Knowing Rangeland Plants is an Advantage for Ranchers
A rancher and Extension rangeland specialist who has been a long-time mentor of mine had a regular adage about rangeland plants that he used over and over – “If you can’t name it, you can’t see it.” His argument was that until a person learned to recognize a plant and refer to a name for the plant, that person was unlikely to notice that plant out on the range. Furthermore, if a person was unable to notice the plant and relate it to a name, that person would also be unable to notice changes in plant abundance, potential negative or positive effects on livestock or wildlife or competition with other plants in the ecosystem. For these reasons, the ability to identify a plant out on rangelands is a foundational skill that all rangeland professionals need.
Because ranchers care about the land and animals that use the land and also actively make management decisions, ranchers are rangeland professionals, and enhancing rangeland plant identification skills is an advantage that ranchers should polish. However, this is easier said than done because identifying plants is hard and takes a lot of practice. A person could encounter hundreds to thousands of plant species in a lifetime, and plants can look very different at various growth stages. Consequently, one of the most common questions I have gotten over my career is “What is the name of this plant?” My experience has also indicated that because this is a difficult skill to develop and one of the most common and foundational questions in rangeland management, a person with plant identification skills is a person who is in demand.
One of the first things anyone interested in learning plant names needs to learn is the difference between the common name and the scientific name. The common name, for example big bluestem, is different depending on language and may be different depending on local regional names.

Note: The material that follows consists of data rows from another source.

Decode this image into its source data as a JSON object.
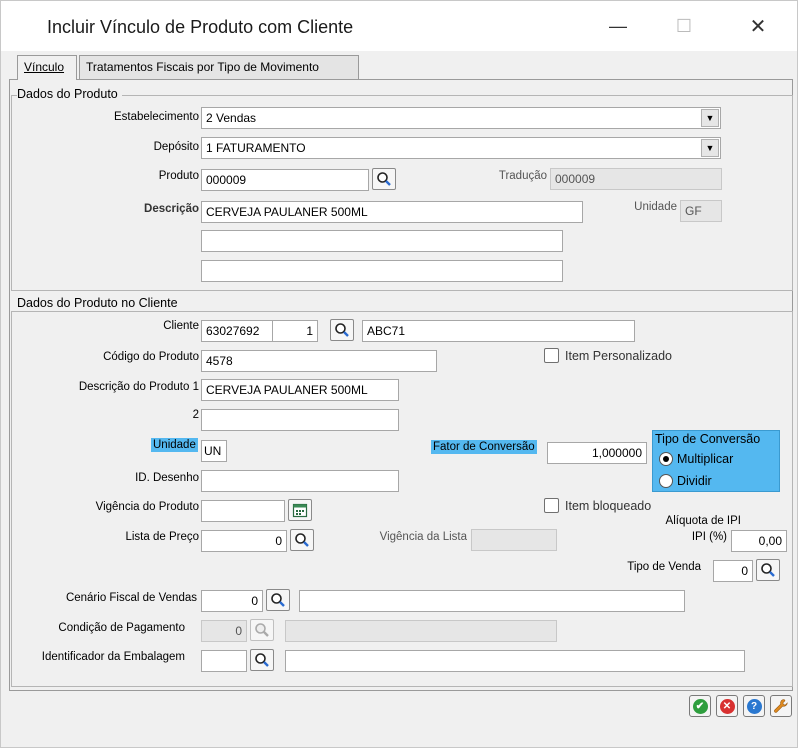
{
  "window": {
    "title": "Incluir Vínculo de Produto com Cliente",
    "minimize_glyph": "—",
    "maximize_glyph": "☐",
    "close_glyph": "✕"
  },
  "tabs": [
    {
      "label": "Vínculo",
      "active": true
    },
    {
      "label": "Tratamentos Fiscais por Tipo de Movimento",
      "active": false
    }
  ],
  "produto": {
    "group_title": "Dados do Produto",
    "estabelecimento_label": "Estabelecimento",
    "estabelecimento_value": "2 Vendas",
    "deposito_label": "Depósito",
    "deposito_value": "1 FATURAMENTO",
    "produto_label": "Produto",
    "produto_value": "000009",
    "traducao_label": "Tradução",
    "traducao_value": "000009",
    "descricao_label": "Descrição",
    "descricao_value": "CERVEJA PAULANER 500ML",
    "descricao2_value": "",
    "descricao3_value": "",
    "unidade_label": "Unidade",
    "unidade_value": "GF"
  },
  "cliente": {
    "group_title": "Dados do Produto no Cliente",
    "cliente_label": "Cliente",
    "cliente_code": "63027692",
    "cliente_seq": "1",
    "cliente_name": "ABC71",
    "codigo_label": "Código do Produto",
    "codigo_value": "4578",
    "item_personalizado_label": "Item Personalizado",
    "desc1_label": "Descrição do Produto 1",
    "desc1_value": "CERVEJA PAULANER 500ML",
    "desc2_label": "2",
    "desc2_value": "",
    "unidade_label": "Unidade",
    "unidade_value": "UN",
    "fator_label": "Fator de Conversão",
    "fator_value": "1,000000",
    "tipo_conversao_title": "Tipo de Conversão",
    "multiplicar_label": "Multiplicar",
    "dividir_label": "Dividir",
    "tipo_conversao_selected": "Multiplicar",
    "desenho_label": "ID. Desenho",
    "desenho_value": "",
    "vigencia_label": "Vigência do Produto",
    "vigencia_value": "",
    "item_bloqueado_label": "Item bloqueado",
    "lista_label": "Lista de Preço",
    "lista_value": "0",
    "vigencia_lista_label": "Vigência da Lista",
    "vigencia_lista_value": "",
    "aliquota_label": "Alíquota de IPI",
    "ipi_label": "IPI (%)",
    "ipi_value": "0,00",
    "tipo_venda_label": "Tipo de Venda",
    "tipo_venda_value": "0",
    "cenario_label": "Cenário Fiscal de Vendas",
    "cenario_value": "0",
    "cenario_desc": "",
    "condicao_label": "Condição de Pagamento",
    "condicao_value": "0",
    "condicao_desc": "",
    "embalagem_label": "Identificador da Embalagem",
    "embalagem_value": "",
    "embalagem_desc": ""
  },
  "footer_buttons": [
    {
      "name": "confirm",
      "glyph": "✔",
      "color": "#2e9e3e"
    },
    {
      "name": "cancel",
      "glyph": "✕",
      "color": "#d83030"
    },
    {
      "name": "help",
      "glyph": "?",
      "color": "#2a78d0"
    },
    {
      "name": "tools",
      "glyph": "🔧",
      "color": "#e08a1e"
    }
  ]
}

For example, big bluestem is often commonly called “bluestem,” “bluejoint,” “beardgrass,” “poptillo gigante” or “turkeyfoot.” However, the scientific name is in Latin and is internationally recognized. Big bluestem’s Latin name is Andropogon gerardii. Andropogon is the genus, and gerardii is the species. Therefore, it can be important to learn both common and scientific names to avoid any confusion. This may also help you talk to agency employees or researchers who sound like they are speaking Latin – because they may actually be speaking Latin!

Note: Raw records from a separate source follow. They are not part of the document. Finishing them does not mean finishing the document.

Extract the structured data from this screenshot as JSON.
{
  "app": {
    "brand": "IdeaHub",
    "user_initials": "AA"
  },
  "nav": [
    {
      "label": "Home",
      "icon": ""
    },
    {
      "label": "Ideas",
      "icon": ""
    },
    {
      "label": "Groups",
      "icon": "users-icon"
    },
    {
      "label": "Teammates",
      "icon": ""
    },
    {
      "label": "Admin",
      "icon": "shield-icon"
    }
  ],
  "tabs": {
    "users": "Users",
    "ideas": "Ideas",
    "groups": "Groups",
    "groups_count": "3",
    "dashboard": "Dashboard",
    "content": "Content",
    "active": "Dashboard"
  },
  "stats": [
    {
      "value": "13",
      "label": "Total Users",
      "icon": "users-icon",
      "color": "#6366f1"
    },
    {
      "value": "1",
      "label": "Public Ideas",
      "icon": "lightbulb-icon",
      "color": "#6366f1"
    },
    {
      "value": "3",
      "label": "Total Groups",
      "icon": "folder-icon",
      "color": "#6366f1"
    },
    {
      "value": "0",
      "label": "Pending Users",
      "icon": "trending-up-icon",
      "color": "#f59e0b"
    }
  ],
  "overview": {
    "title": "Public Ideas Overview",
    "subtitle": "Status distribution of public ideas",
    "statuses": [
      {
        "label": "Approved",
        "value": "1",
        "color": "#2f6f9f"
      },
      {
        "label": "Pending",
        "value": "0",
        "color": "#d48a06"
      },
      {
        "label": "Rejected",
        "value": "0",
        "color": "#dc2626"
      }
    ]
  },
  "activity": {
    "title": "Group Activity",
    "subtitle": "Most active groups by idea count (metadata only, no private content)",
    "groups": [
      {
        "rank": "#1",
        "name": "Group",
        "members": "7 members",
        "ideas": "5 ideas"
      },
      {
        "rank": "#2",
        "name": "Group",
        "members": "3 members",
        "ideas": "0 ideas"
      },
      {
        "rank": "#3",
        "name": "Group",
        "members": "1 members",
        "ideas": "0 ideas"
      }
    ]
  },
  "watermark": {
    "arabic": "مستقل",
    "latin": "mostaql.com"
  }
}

There are a lot of very practical reasons ranchers may need to know the name of a plant. First, it is important to understand the value a plant can have for livestock production. Some plants, such as the native warm-season sod grasses like blue grama (Bouteloua gracilis) and buffalograss (Bouteloua dactyloides), may not produce a lot of forage quantity, but they can tolerate heavy grazing and maintain quality. In contrast, the native cool-season grass basin wildrye (Leymus cinereus) is one of the largest bunchgrasses that produces a lot of forage in quantity but may not tolerate heavy grazing.

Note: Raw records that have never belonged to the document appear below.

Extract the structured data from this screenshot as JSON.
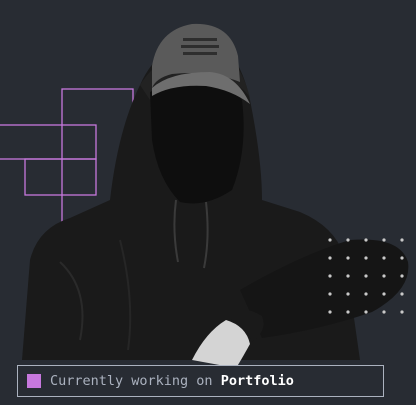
{
  "colors": {
    "background": "#282c33",
    "accent": "#c778dd",
    "text_muted": "#abb2bf",
    "text_strong": "#ffffff"
  },
  "status": {
    "prefix": "Currently working on ",
    "project": "Portfolio"
  },
  "image": {
    "subject": "person in dark hoodie and cap"
  }
}
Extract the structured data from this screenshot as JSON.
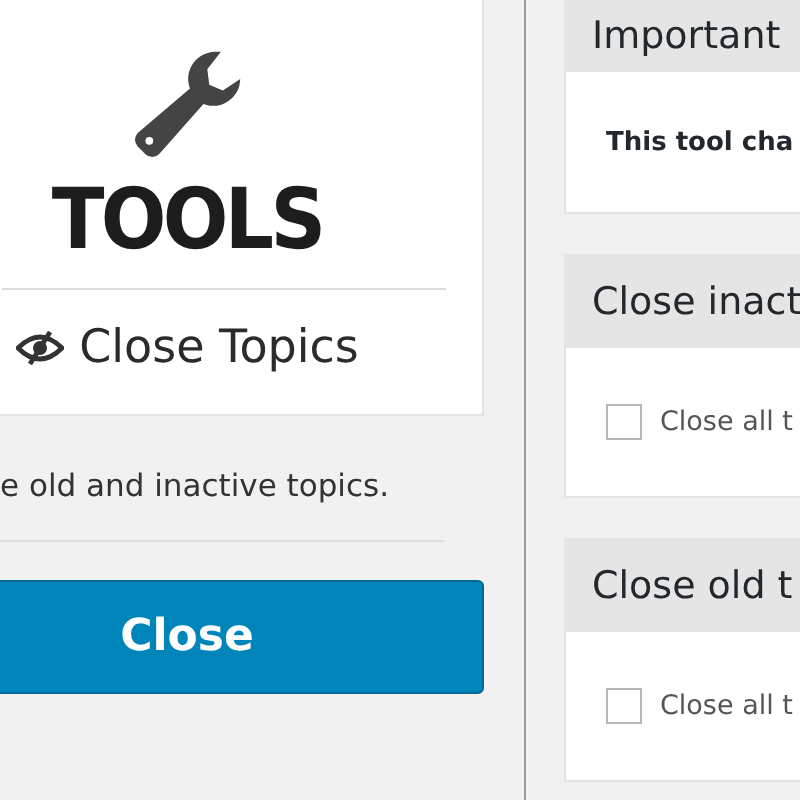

Second, it is important to know if a plant is native or introduced to North America and if it is invasive. One of the most notorious introduced, or non-native, grasses that can be invasive is cheatgrass (Bromus tectorum).
Third, some plants can be toxic to livestock and identification can be the key to either avoid grazing pastures during risky periods or herding stock away from large populations of toxic plants. Common toxic plants in Wyoming include locoweeds (Astragalus species and Oxtropis species) and larkspur (Delphinium species).
Finally, it is important to know the value plants have for wildlife such as yarrow (Achillea species). Yarrow is a small flowering plant that is commonly eaten by sage grouse during certain times of the year.
So how can you optimize the plant identification advantage? You can start by acquiring plant identification books. A good start would be a book hot off the press by our team of Extension rangeland educators called Rangeland Plants: Wyoming Tough B-1265. This book has photos, key characteristics and information on preferred habitat, forage value and plant identification tips for 75 of the most common grasses, grass-likes, flowering plants and woody plants in Wyoming. The cost is eight dollars, and the book can be ordered at wyoextension.org/publications/Search_Details.php?pubid=1878&pub=B-1265.
A second resource is a second printing of A Field Guide to Wyoming Grasses. This 569-page book has a very comprehensive overview of the common and not-so-common grasses of Wyoming. It includes locations maps and the highest quality pictures of key plant characteristics you will ever find! The cost is $55 plus six dollars for shipping. It can be ordered at wyoextension.org/publications/Search_Details.php?pubid=1481&pub=FGWG-1.
The third resource is the United States Department of Agriculture’s Plant Database website that is administered by the Natural Resources Conservation Service at plants.usda.gov/java. This website can be searched by common or scientific names, has pictures of each plant and a map of known locations that now goes to the county level.
Finally, if all else fails and you cannot identify a plant, contact your local University of Wyoming Extension educators. We will be glad to help out.